++++ DATA FOR PROCESSING ++++

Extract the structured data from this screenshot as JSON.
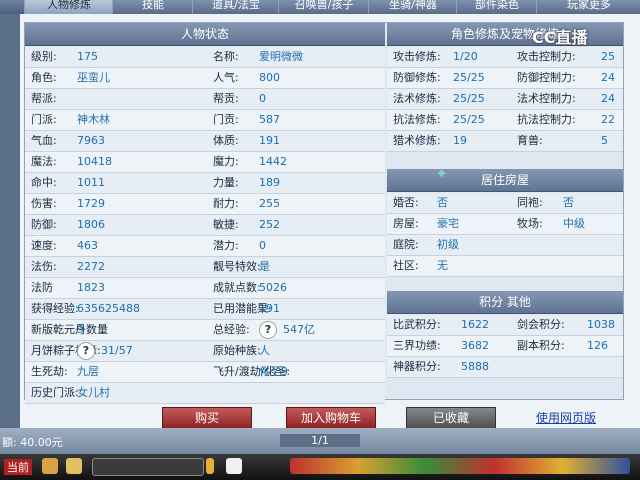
{
  "tabs": [
    "人物修炼",
    "技能",
    "道具/法宝",
    "召唤兽/孩子",
    "坐骑/神器",
    "部件染色",
    "玩家更多"
  ],
  "left_header": "人物状态",
  "right_header": "角色修炼及宠物修炼",
  "house_header": "居住房屋",
  "score_header": "积分 其他",
  "left_rows": [
    {
      "l1": "级别:",
      "v1": "175",
      "l2": "名称:",
      "v2": "爱明微微"
    },
    {
      "l1": "角色:",
      "v1": "巫蛮儿",
      "l2": "人气:",
      "v2": "800"
    },
    {
      "l1": "帮派:",
      "v1": "",
      "l2": "帮贡:",
      "v2": "0"
    },
    {
      "l1": "门派:",
      "v1": "神木林",
      "l2": "门贡:",
      "v2": "587"
    },
    {
      "l1": "气血:",
      "v1": "7963",
      "l2": "体质:",
      "v2": "191"
    },
    {
      "l1": "魔法:",
      "v1": "10418",
      "l2": "魔力:",
      "v2": "1442"
    },
    {
      "l1": "命中:",
      "v1": "1011",
      "l2": "力量:",
      "v2": "189"
    },
    {
      "l1": "伤害:",
      "v1": "1729",
      "l2": "耐力:",
      "v2": "255"
    },
    {
      "l1": "防御:",
      "v1": "1806",
      "l2": "敏捷:",
      "v2": "252"
    },
    {
      "l1": "速度:",
      "v1": "463",
      "l2": "潜力:",
      "v2": "0"
    },
    {
      "l1": "法伤:",
      "v1": "2272",
      "l2": "靓号特效:",
      "v2": "是"
    },
    {
      "l1": "法防",
      "v1": "1823",
      "l2": "成就点数:",
      "v2": "5026"
    },
    {
      "l1": "获得经验:",
      "v1": "635625488",
      "l2": "已用潜能果:",
      "v2": "191"
    },
    {
      "l1": "新版乾元丹数量",
      "v1": "9",
      "l2": "总经验:",
      "v2": "547亿"
    },
    {
      "l1": "月饼粽子机缘:",
      "v1": "31/57",
      "l2": "原始种族:",
      "v2": "人"
    },
    {
      "l1": "生死劫:",
      "v1": "九层",
      "l2": "飞升/渡劫/化圣:",
      "v2": "化圣9"
    },
    {
      "l1": "历史门派:",
      "v1": "女儿村",
      "l2": "",
      "v2": ""
    }
  ],
  "cultivation_rows": [
    {
      "l1": "攻击修炼:",
      "v1": "1/20",
      "l2": "攻击控制力:",
      "v2": "25"
    },
    {
      "l1": "防御修炼:",
      "v1": "25/25",
      "l2": "防御控制力:",
      "v2": "24"
    },
    {
      "l1": "法术修炼:",
      "v1": "25/25",
      "l2": "法术控制力:",
      "v2": "24"
    },
    {
      "l1": "抗法修炼:",
      "v1": "25/25",
      "l2": "抗法控制力:",
      "v2": "22"
    },
    {
      "l1": "猎术修炼:",
      "v1": "19",
      "l2": "育兽:",
      "v2": "5"
    }
  ],
  "house_rows": [
    {
      "l1": "婚否:",
      "v1": "否",
      "l2": "同袍:",
      "v2": "否"
    },
    {
      "l1": "房屋:",
      "v1": "豪宅",
      "l2": "牧场:",
      "v2": "中级"
    },
    {
      "l1": "庭院:",
      "v1": "初级",
      "l2": "",
      "v2": ""
    },
    {
      "l1": "社区:",
      "v1": "无",
      "l2": "",
      "v2": ""
    }
  ],
  "score_rows": [
    {
      "l1": "比武积分:",
      "v1": "1622",
      "l2": "剑会积分:",
      "v2": "1038"
    },
    {
      "l1": "三界功绩:",
      "v1": "3682",
      "l2": "副本积分:",
      "v2": "126"
    },
    {
      "l1": "神器积分:",
      "v1": "5888",
      "l2": "",
      "v2": ""
    }
  ],
  "buttons": {
    "buy": "购买",
    "cart": "加入购物车",
    "saved": "已收藏",
    "web": "使用网页版"
  },
  "question_mark": "?",
  "logo_text": "CC直播",
  "bottom_left": "额: 40.00元",
  "pager": "1/1",
  "taskbar_label": "当前",
  "colors": {
    "accent": "#1d6fae",
    "header": "#6f829f",
    "button_red": "#a33a3a"
  }
}
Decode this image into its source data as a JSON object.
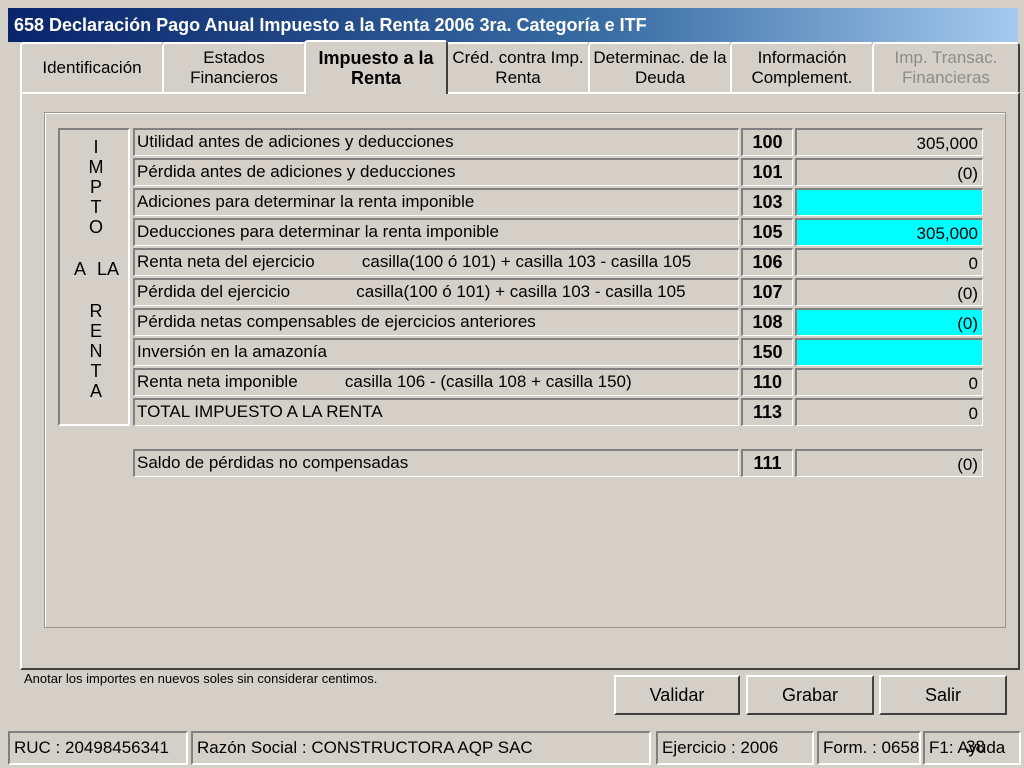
{
  "window": {
    "title": "658 Declaración Pago Anual Impuesto a la Renta 2006 3ra. Categoría e ITF"
  },
  "tabs": [
    {
      "label": "Identificación"
    },
    {
      "label": "Estados\nFinancieros"
    },
    {
      "label": "Impuesto a  la\nRenta"
    },
    {
      "label": "Créd. contra Imp.\nRenta"
    },
    {
      "label": "Determinac. de la\nDeuda"
    },
    {
      "label": "Información\nComplement."
    },
    {
      "label": "Imp. Transac.\nFinancieras"
    }
  ],
  "side_label": {
    "letters": [
      "I",
      "M",
      "P",
      "T",
      "O",
      "A",
      "LA",
      "R",
      "E",
      "N",
      "T",
      "A"
    ]
  },
  "rows": [
    {
      "label": "Utilidad antes de adiciones y deducciones",
      "code": "100",
      "value": "305,000"
    },
    {
      "label": "Pérdida antes de adiciones y deducciones",
      "code": "101",
      "value": "(0)"
    },
    {
      "label": "Adiciones para determinar la renta imponible",
      "code": "103",
      "value": ""
    },
    {
      "label": "Deducciones para determinar la renta imponible",
      "code": "105",
      "value": "305,000"
    },
    {
      "label": "Renta neta del ejercicio          casilla(100 ó 101) + casilla 103 - casilla 105",
      "code": "106",
      "value": "0"
    },
    {
      "label": "Pérdida del ejercicio              casilla(100 ó 101) + casilla 103 - casilla 105",
      "code": "107",
      "value": "(0)"
    },
    {
      "label": "Pérdida netas compensables de ejercicios anteriores",
      "code": "108",
      "value": "(0)"
    },
    {
      "label": "Inversión en la amazonía",
      "code": "150",
      "value": ""
    },
    {
      "label": "Renta neta imponible          casilla 106 - (casilla 108 + casilla 150)",
      "code": "110",
      "value": "0"
    },
    {
      "label": "TOTAL IMPUESTO A LA RENTA",
      "code": "113",
      "value": "0"
    },
    {
      "label": "Saldo de pérdidas no compensadas",
      "code": "111",
      "value": "(0)"
    }
  ],
  "note": "Anotar los importes en nuevos soles sin considerar centimos.",
  "buttons": {
    "validar": "Validar",
    "grabar": "Grabar",
    "salir": "Salir"
  },
  "status": {
    "ruc": "RUC : 20498456341",
    "razon_social": "Razón Social : CONSTRUCTORA AQP SAC",
    "ejercicio": "Ejercicio : 2006",
    "form": "Form. : 0658",
    "ayuda": "F1: Ayuda",
    "page_number": "38"
  },
  "colors": {
    "editable_field": "#00ffff",
    "window_face": "#d4d0c8",
    "titlebar_start": "#0a246a"
  }
}
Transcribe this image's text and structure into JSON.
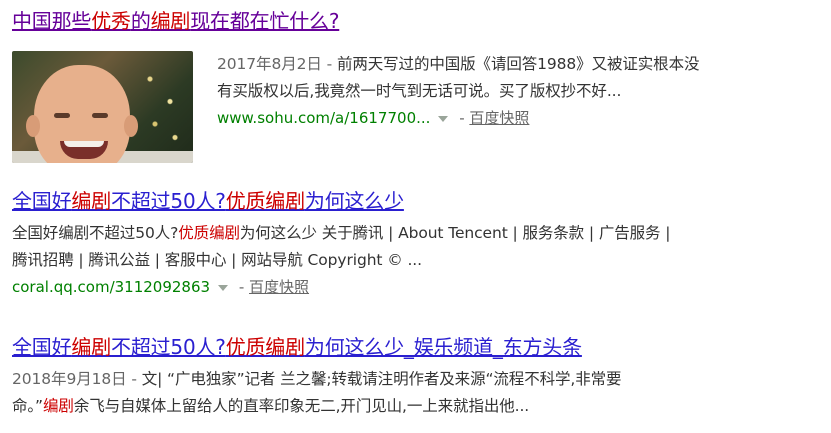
{
  "results": [
    {
      "title_parts": [
        {
          "text": "中国那些",
          "em": false
        },
        {
          "text": "优秀",
          "em": true
        },
        {
          "text": "的",
          "em": false
        },
        {
          "text": "编剧",
          "em": true
        },
        {
          "text": "现在都在忙什么?",
          "em": false
        }
      ],
      "date": "2017年8月2日",
      "date_sep": " - ",
      "abstract_line1": "前两天写过的中国版《请回答1988》又被证实根本没",
      "abstract_line2": "有买版权以后,我竟然一时气到无话可说。买了版权抄不好...",
      "url": "www.sohu.com/a/1617700...",
      "snapshot_sep": " - ",
      "snapshot": "百度快照"
    },
    {
      "title_parts": [
        {
          "text": "全国好",
          "em": false
        },
        {
          "text": "编剧",
          "em": true
        },
        {
          "text": "不超过50人?",
          "em": false
        },
        {
          "text": "优质编剧",
          "em": true
        },
        {
          "text": "为何这么少",
          "em": false
        }
      ],
      "abstract_line1_parts": [
        {
          "text": "全国好编剧不超过50人?",
          "em": false
        },
        {
          "text": "优质编剧",
          "em": true
        },
        {
          "text": "为何这么少 关于腾讯 | About Tencent | 服务条款 | 广告服务 |",
          "em": false
        }
      ],
      "abstract_line2": "腾讯招聘 | 腾讯公益 | 客服中心 | 网站导航 Copyright © ...",
      "url": "coral.qq.com/3112092863",
      "snapshot_sep": " - ",
      "snapshot": "百度快照"
    },
    {
      "title_parts": [
        {
          "text": "全国好",
          "em": false
        },
        {
          "text": "编剧",
          "em": true
        },
        {
          "text": "不超过50人?",
          "em": false
        },
        {
          "text": "优质编剧",
          "em": true
        },
        {
          "text": "为何这么少_娱乐频道_东方头条",
          "em": false
        }
      ],
      "date": "2018年9月18日",
      "date_sep": " - ",
      "abstract_line1": "文| “广电独家”记者 兰之馨;转载请注明作者及来源“流程不科学,非常要",
      "abstract_line2_parts": [
        {
          "text": "命。”",
          "em": false
        },
        {
          "text": "编剧",
          "em": true
        },
        {
          "text": "余飞与自媒体上留给人的直率印象无二,开门见山,一上来就指出他...",
          "em": false
        }
      ]
    }
  ],
  "colors": {
    "visited": "#660099",
    "link": "#2a1fd0",
    "highlight": "#cc0000",
    "url": "#008000",
    "meta": "#666666"
  },
  "icons": [
    "dropdown-arrow-icon"
  ]
}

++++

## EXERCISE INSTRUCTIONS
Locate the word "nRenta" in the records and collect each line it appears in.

## RESPONSE
      "label": "Impuesto a  la\nRenta"
      "label": "Créd. contra Imp.\nRenta"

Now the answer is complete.